Bangko Sentral ng Pilipinas (BSP) Deputy Governor Chuchi G. Fonacier said the regulator is currently drafting a new circular which eases branch requirements for all banks by introducing a “branch-lite” concept.

“The adoption of the branch lite concept provides banks with more flexibility in expanding their network and offering a wider range of financial products and services,” Ms. Fonacier said in a speech before the Chamber of Thrift Banks yesterday.

“A branch lite unit may perform activities and provide any services that any branch may perform or provide, except those suited only to sophisticated clients with high risk tolerance. These are for the low-risk clients.”

Pressed for details, the BSP official said the regulator is eyeing to release formal guidelines for this proposal “before the year ends,” noting that it will serve as a new form of banking office which a lender may set up in the country.

Existing BSP rules allow banks to set up branches — which do deposit-taking, service withdrawals, and maintain “complete sets of books of accounts — as well as extension offices and other banking offices, including microfinance units. Any plans to create new branches need to be approved by the BSP, subject to capitalization and documentary requirements.

“We’d like banks to have flexibility in on-boarding customers and in designing expansion plans, which should be tailor-fitted to the market segment they’d like to serve,” Ms. Fonacier said.

As an example, the official said a lite branch may be opened in a marketplace, which would effectively extend full banking services minus the “intimidating” brick-and-mortar structure of branches often seen in business districts.

“A lite branch may perform activities any branch can provide except those suited to sophisticated clients with high risk tolerance… You can now tailor-fit a branch,” Ms. Fonacier said, noting strong interest among players focused on consumer lending.

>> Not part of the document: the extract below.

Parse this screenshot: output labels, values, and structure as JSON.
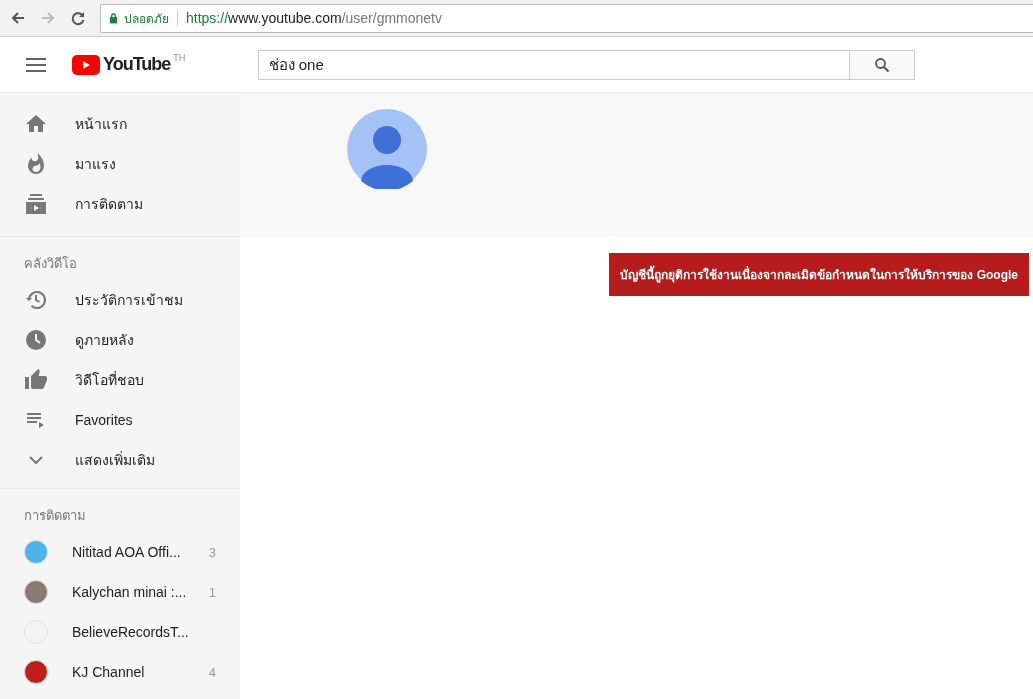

There are 571 cities and municipalities in the Philippines which remain underserved or unbanked, according to central bank data.

Separately, the BSP is also developing the basic deposit account to prod more Filipinos to enter formal banking channels, which will serve those who do not have regular savings accounts.

“This is crucial for clients who are still unable to open a regular savings account because of the perceived costs involved and the difficulty in complying with documentary requirements,” Ms. Fonacier said, noting that these accounts may be used for electronic payments.

The central bank and industry players are discussing whether these entry-level accounts can be offered with no maintaining balances and zero premiums for deposit insurance, the official said, although these are yet to be finalized.

The National Baseline Survey on Financial Inclusion released by the central bank in 2015 showed that only 43% of Filipino adults had savings, with 68% of them opting to keep their money at home rather than placing them as bank deposits. — Melissa Luz T. Lopez